You might be surprised to realize that one in ten Google searches currently uses NLP. It adds context to searches, using both the string before each word and the string after each word to determine the meaning.
Take Google’s example, “I accessed the bank account.” Bank is the word we’re trying to find the meaning for. Many NLP models would use “I accessed the” to determine the meaning and usage of bank (institution, not river). BERT uses both “I accessed the” and “account.” Sounds simple (and there’s way more to it than that), but it makes a world of difference for your optimization.
What Does BERT Mean for Your Content Marketing?
I’m personally fascinated by AI, machine learning and the future of the web, but you’re not here to hear me go down that rabbit hole. All you need to know is what does BERT mean for you as a content creator?
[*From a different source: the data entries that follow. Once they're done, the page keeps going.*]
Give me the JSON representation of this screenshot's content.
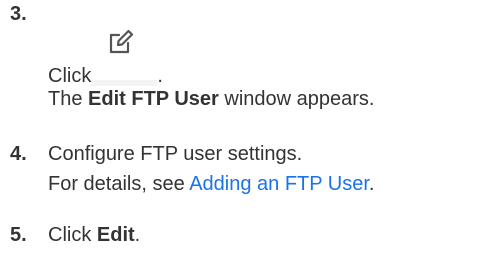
{
  "steps": [
    {
      "number": "3.",
      "lines": [
        {
          "prefix": "Click",
          "icon": "edit-icon",
          "suffix": "."
        },
        {
          "bold": "Edit FTP User",
          "rest": " window appears.",
          "lead": "The "
        }
      ]
    },
    {
      "number": "4.",
      "lines": [
        {
          "text": "Configure FTP user settings."
        },
        {
          "lead": "For details, see ",
          "link": "Adding an FTP User",
          "trail": "."
        }
      ]
    },
    {
      "number": "5.",
      "lines": [
        {
          "lead": "Click ",
          "bold": "Edit",
          "trail": "."
        }
      ]
    }
  ],
  "colors": {
    "text": "#333333",
    "link": "#1a73e8"
  }
}
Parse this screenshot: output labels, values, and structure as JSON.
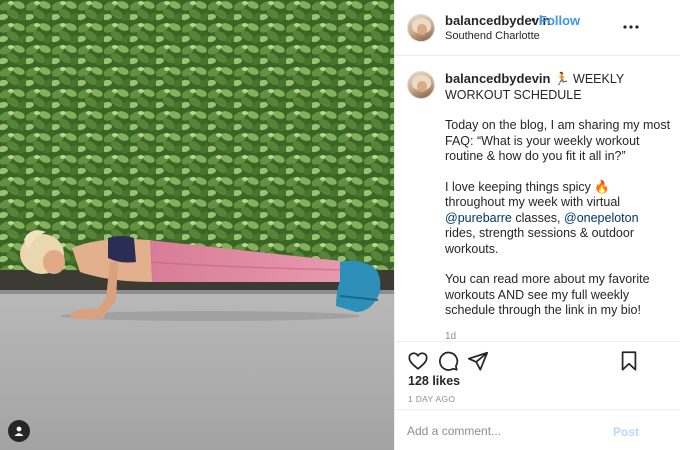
{
  "post": {
    "username": "balancedbydevin",
    "follow_label": "Follow",
    "separator": "•",
    "location": "Southend Charlotte",
    "caption": {
      "headline_emoji": "🏃",
      "headline_text": "WEEKLY WORKOUT SCHEDULE",
      "paragraph1": "Today on the blog, I am sharing my most FAQ: “What is your weekly workout routine & how do you fit it all in?”",
      "paragraph2_a": "I love keeping things spicy 🔥 throughout my week with virtual ",
      "mention1": "@purebarre",
      "paragraph2_b": " classes, ",
      "mention2": "@onepeloton",
      "paragraph2_c": " rides, strength sessions & outdoor workouts.",
      "paragraph3": "You can read more about my favorite workouts AND see my full weekly schedule through the link in my bio!",
      "age": "1d"
    },
    "likes": "128 likes",
    "timestamp": "1 DAY AGO",
    "comment": {
      "placeholder": "Add a comment...",
      "value": "",
      "post_label": "Post"
    }
  },
  "icons": [
    "more-options-icon",
    "heart-icon",
    "comment-icon",
    "share-icon",
    "bookmark-icon",
    "user-tag-icon"
  ],
  "colors": {
    "link_blue": "#3897f0",
    "mention_blue": "#00376b",
    "post_disabled": "#b3dbff",
    "text": "#262626",
    "muted": "#8e8e8e",
    "divider": "#efefef"
  }
}
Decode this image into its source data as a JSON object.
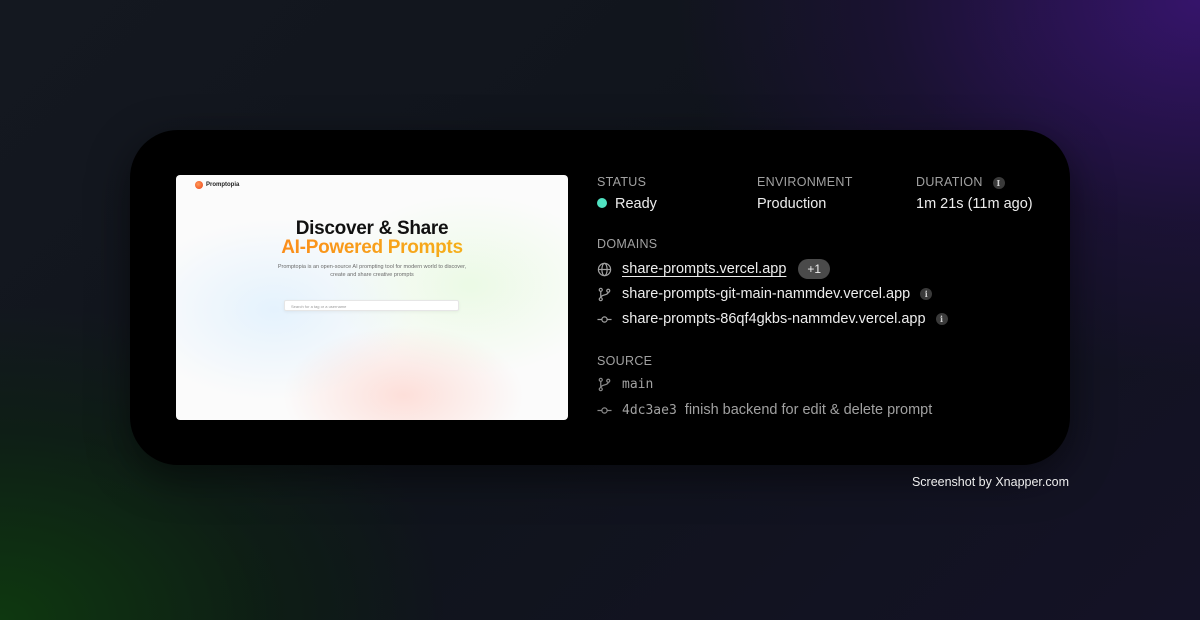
{
  "preview": {
    "brand": "Promptopia",
    "title_line1": "Discover & Share",
    "title_line2": "AI-Powered Prompts",
    "description": "Promptopia is an open-source AI prompting tool for modern world to discover, create and share creative prompts",
    "search_placeholder": "Search for a tag or a username"
  },
  "status": {
    "label": "STATUS",
    "value": "Ready",
    "color": "#50e3c2"
  },
  "environment": {
    "label": "ENVIRONMENT",
    "value": "Production"
  },
  "duration": {
    "label": "DURATION",
    "value": "1m 21s (11m ago)",
    "info": "i"
  },
  "domains": {
    "label": "DOMAINS",
    "items": [
      {
        "text": "share-prompts.vercel.app",
        "badge": "+1",
        "icon": "globe-icon"
      },
      {
        "text": "share-prompts-git-main-nammdev.vercel.app",
        "info": "i",
        "icon": "branch-icon"
      },
      {
        "text": "share-prompts-86qf4gkbs-nammdev.vercel.app",
        "info": "i",
        "icon": "commit-icon"
      }
    ]
  },
  "source": {
    "label": "SOURCE",
    "branch": "main",
    "commit_hash": "4dc3ae3",
    "commit_message": "finish backend for edit & delete prompt"
  },
  "footer": "Screenshot by Xnapper.com"
}
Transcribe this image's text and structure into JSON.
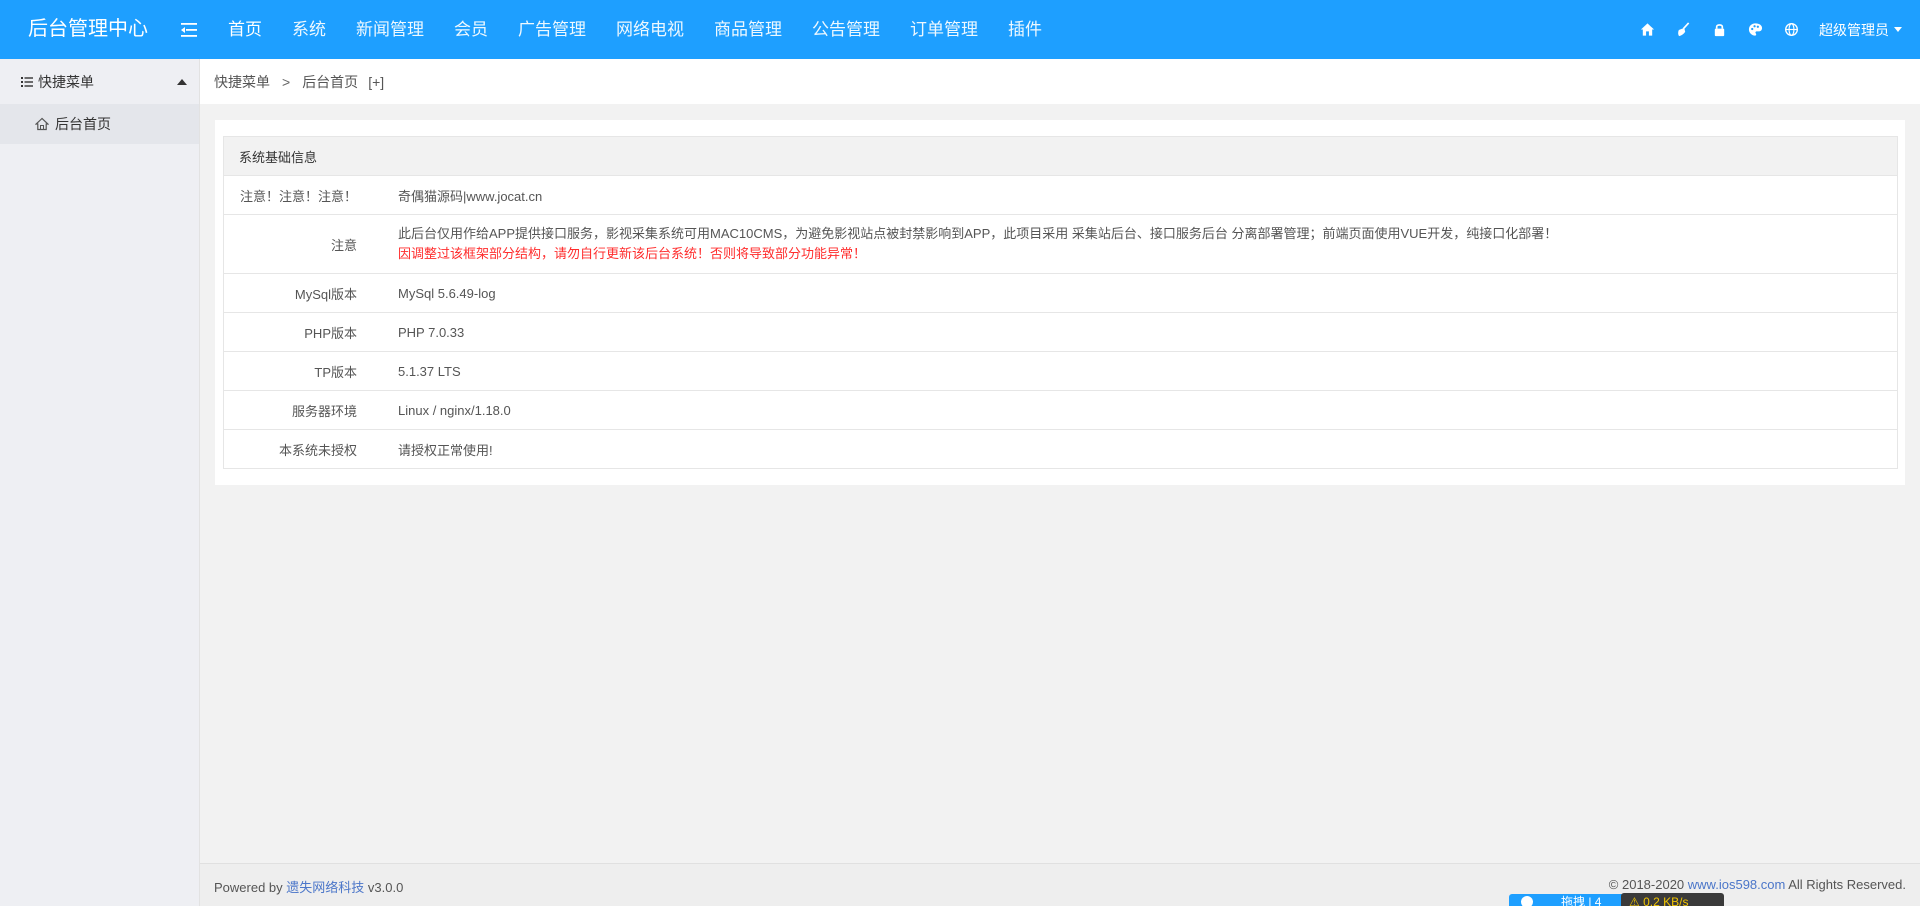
{
  "header": {
    "logo": "后台管理中心",
    "nav": [
      "首页",
      "系统",
      "新闻管理",
      "会员",
      "广告管理",
      "网络电视",
      "商品管理",
      "公告管理",
      "订单管理",
      "插件"
    ],
    "admin_label": "超级管理员",
    "icons": [
      "home-icon",
      "clear-cache-icon",
      "lock-icon",
      "theme-icon",
      "globe-icon"
    ]
  },
  "sidebar": {
    "title": "快捷菜单",
    "items": [
      {
        "label": "后台首页"
      }
    ]
  },
  "breadcrumb": {
    "items": [
      "快捷菜单",
      "后台首页"
    ],
    "separator": ">",
    "add": "[+]"
  },
  "info": {
    "title": "系统基础信息",
    "rows": [
      {
        "label": "注意！注意！注意！",
        "value": "奇偶猫源码|www.jocat.cn"
      },
      {
        "label": "注意",
        "value": "此后台仅用作给APP提供接口服务，影视采集系统可用MAC10CMS，为避免影视站点被封禁影响到APP，此项目采用 采集站后台、接口服务后台 分离部署管理；前端页面使用VUE开发，纯接口化部署！",
        "value2": "因调整过该框架部分结构，请勿自行更新该后台系统！否则将导致部分功能异常！"
      },
      {
        "label": "MySql版本",
        "value": "MySql 5.6.49-log"
      },
      {
        "label": "PHP版本",
        "value": "PHP 7.0.33"
      },
      {
        "label": "TP版本",
        "value": "5.1.37 LTS"
      },
      {
        "label": "服务器环境",
        "value": "Linux / nginx/1.18.0"
      },
      {
        "label": "本系统未授权",
        "value": "请授权正常使用!"
      }
    ]
  },
  "footer": {
    "powered_prefix": "Powered by ",
    "powered_link": "遗失网络科技",
    "version": " v3.0.0",
    "copyright_prefix": "© 2018-2020 ",
    "copyright_link": "www.ios598.com",
    "copyright_suffix": " All Rights Reserved."
  },
  "widgets": {
    "blue_text": "拖拽 | 4",
    "speed_text": "⚠ 0.2 KB/s"
  },
  "colors": {
    "header_bg": "#1e9fff",
    "warning_red": "#ff2d2d",
    "link_blue": "#4b76c9"
  }
}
Google search is learning what really matters to people. This isn’t a new thing; it’s been broadly apparent since the Hummingbird update in 2013. Every technical advancement Google search has taken since it was founded is aimed at one goal: how can we make Google search give people exactly what they want?
The algorithm has traditionally worked like a vending machine: punch in a specific input, get a specific output. Google is trying to make it a conversation.
Search right now is a zero-sum game. If your content ranks and you get a clickthrough, you win and everyone else on the search engine results page (SERP) loses.
With the model Google is working towards, there is no “top of the SERP.” There is “top of YOUR SERP.” Each user’s search journey is going to be different, because Google can use search history, NLP and other tech it’s working on to parse meaning — just like you would in a conversation.
The Content Conversation
Copycat content (content that looks similar to everything else on the SERP) has been a useful SEO tool for a long time. But as Ryan Law over at Animalz noted recently, Google is actively trying to get rid of it. You need to be adding something new to the conversation. Just publishing something because “it has the right keywords” and “it has good backlinks” isn’t going to work anymore.
When the top pages that come up for most searches are long, high-quality “skyscraper” pieces aggregating every possible question you could ask about a subject, that’s an improvement over the bad old days of search. Google incentivized that type of content. But once you’ve read one of those pieces, you’re much less likely to engage in follow-up searches or click on anything else on the SERP. There’s no diversity of information. That’s why “information gain” is such an important concept for SEO moving forward.
NLP and other enhancements to Google’s algorithm are creating a different SEO future. When Google is getting a huge variety of natural-language queries and giving personalized answers, the prize goes to the page that answers the question that was asked the best – not the one that wrote a generic piece about the keyword.
Just like you would in a conversation, you have to find something new and interesting to add. You can’t just repeat other people’s ideas in your own words, or the conversation will die (in Google’s world, you’ll get penalized).
Want to Google-proof your content? Answer the specific questions your audience is going to ask; don’t just think about keywords in isolation. Google isn’t going to be a machine you can “game” for much longer when it’s getting 5.6 billion new data points to learn from each day.
Science Fiction is Now Science Fact
The world where your computer understands what you have to say isn’t science fiction anymore. It’s here. And it’s advancing every day.
And as content marketers, that’s great for us. Because the closer Google gets to understanding what you want, the more great content wins. Take the time to create content that goes deeper than “me too.” Say something interesting and new. Answer your audience’s questions and BERT and other NLP models will serve you up to them on a silver platter.
Rainmaker Digital Services